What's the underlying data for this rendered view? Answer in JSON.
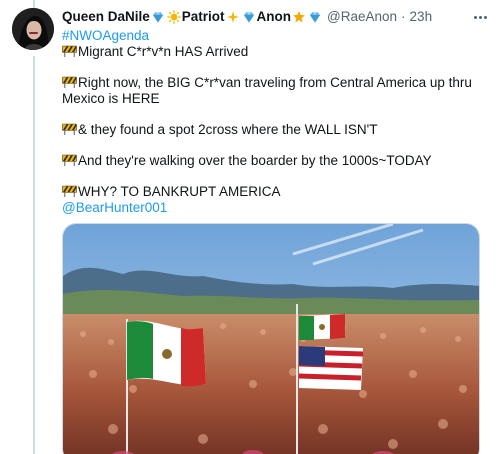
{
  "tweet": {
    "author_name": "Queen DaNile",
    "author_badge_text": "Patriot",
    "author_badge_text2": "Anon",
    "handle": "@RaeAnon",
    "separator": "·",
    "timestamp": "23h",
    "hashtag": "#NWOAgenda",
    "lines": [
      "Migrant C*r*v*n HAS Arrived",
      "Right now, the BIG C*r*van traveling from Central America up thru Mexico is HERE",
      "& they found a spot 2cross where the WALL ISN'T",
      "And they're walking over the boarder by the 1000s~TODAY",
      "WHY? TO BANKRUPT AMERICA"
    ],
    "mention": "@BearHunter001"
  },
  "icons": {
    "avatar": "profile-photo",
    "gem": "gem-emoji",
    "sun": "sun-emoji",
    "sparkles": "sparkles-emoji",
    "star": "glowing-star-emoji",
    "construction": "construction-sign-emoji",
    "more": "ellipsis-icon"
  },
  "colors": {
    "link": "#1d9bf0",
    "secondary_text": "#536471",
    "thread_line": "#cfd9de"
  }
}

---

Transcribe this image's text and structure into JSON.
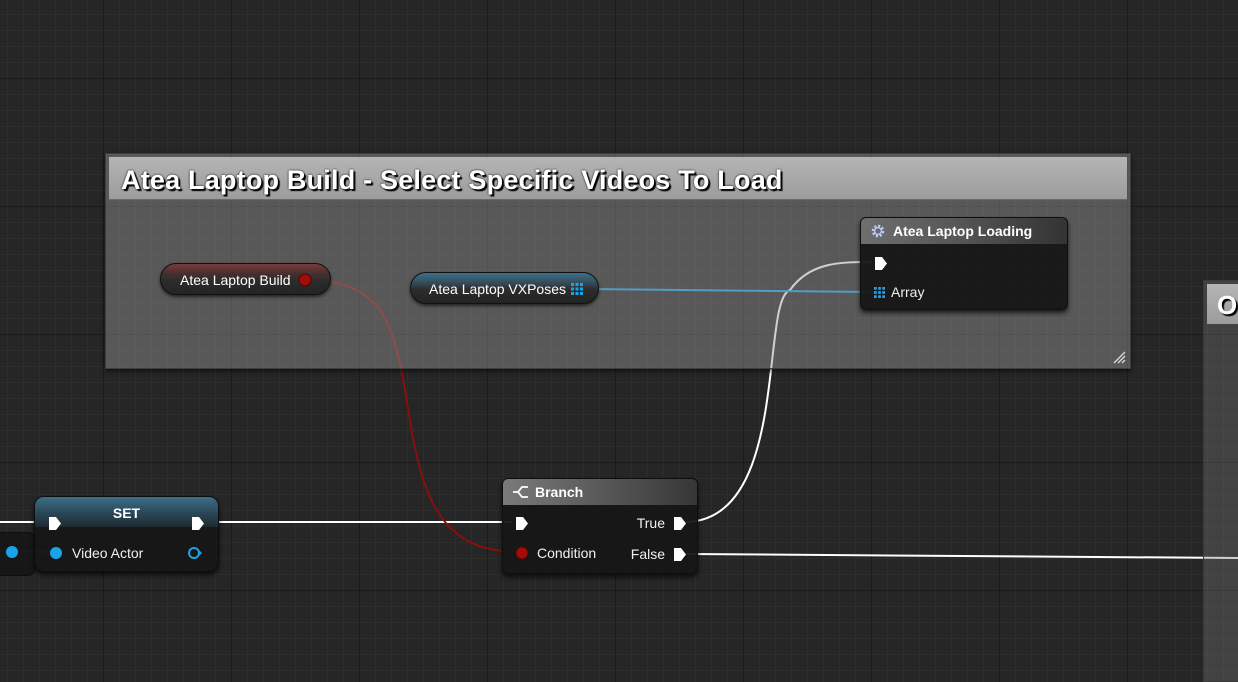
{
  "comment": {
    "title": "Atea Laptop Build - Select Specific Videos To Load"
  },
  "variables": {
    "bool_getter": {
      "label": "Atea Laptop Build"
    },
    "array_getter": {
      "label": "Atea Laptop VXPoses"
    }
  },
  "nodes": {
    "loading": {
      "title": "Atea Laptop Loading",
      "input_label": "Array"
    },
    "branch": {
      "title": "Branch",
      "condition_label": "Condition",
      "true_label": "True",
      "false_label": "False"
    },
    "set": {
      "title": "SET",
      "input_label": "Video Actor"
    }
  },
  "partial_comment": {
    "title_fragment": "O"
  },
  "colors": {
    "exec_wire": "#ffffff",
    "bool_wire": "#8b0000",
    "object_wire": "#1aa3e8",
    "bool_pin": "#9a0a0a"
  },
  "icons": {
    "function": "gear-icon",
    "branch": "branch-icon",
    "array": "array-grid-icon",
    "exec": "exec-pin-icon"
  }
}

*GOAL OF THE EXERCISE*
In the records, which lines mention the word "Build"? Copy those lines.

*PROBLEM SOLUTION*
    "title": "Atea Laptop Build - Select Specific Videos To Load"
      "label": "Atea Laptop Build"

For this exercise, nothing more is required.